··· MATERIAL FOR THIS TASK ···

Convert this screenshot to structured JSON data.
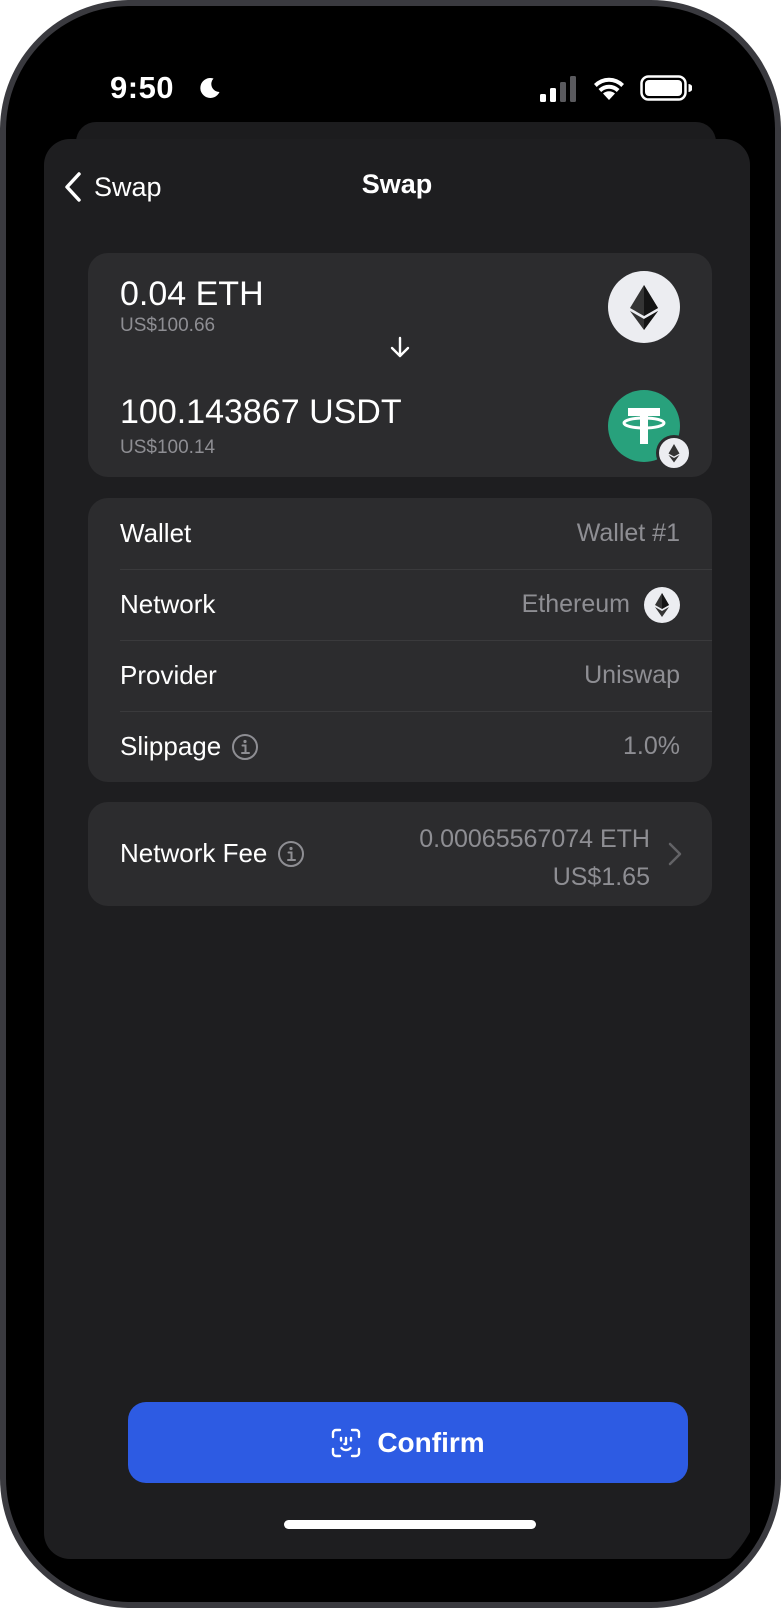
{
  "status_bar": {
    "time": "9:50",
    "icons": [
      "moon-icon",
      "signal-icon",
      "wifi-icon",
      "battery-icon"
    ]
  },
  "nav": {
    "back_label": "Swap",
    "title": "Swap"
  },
  "swap": {
    "from": {
      "amount": "0.04 ETH",
      "fiat": "US$100.66",
      "token_icon": "ethereum-icon"
    },
    "to": {
      "amount": "100.143867 USDT",
      "fiat": "US$100.14",
      "token_icon": "tether-icon",
      "network_badge_icon": "ethereum-icon"
    },
    "arrow_icon": "arrow-down-icon"
  },
  "details": {
    "wallet": {
      "label": "Wallet",
      "value": "Wallet #1"
    },
    "network": {
      "label": "Network",
      "value": "Ethereum"
    },
    "provider": {
      "label": "Provider",
      "value": "Uniswap"
    },
    "slippage": {
      "label": "Slippage",
      "value": "1.0%"
    }
  },
  "fee": {
    "label": "Network Fee",
    "crypto": "0.00065567074 ETH",
    "fiat": "US$1.65"
  },
  "confirm": {
    "label": "Confirm",
    "icon": "face-id-icon"
  },
  "colors": {
    "background": "#000000",
    "sheet": "#1e1e20",
    "card": "#2c2c2e",
    "secondary_text": "#8e8e93",
    "accent": "#2d5be3",
    "tether": "#28a17c"
  }
}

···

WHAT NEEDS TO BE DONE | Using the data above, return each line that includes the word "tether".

ANSWER BOX |
      "token_icon": "tether-icon",
    "tether": "#28a17c"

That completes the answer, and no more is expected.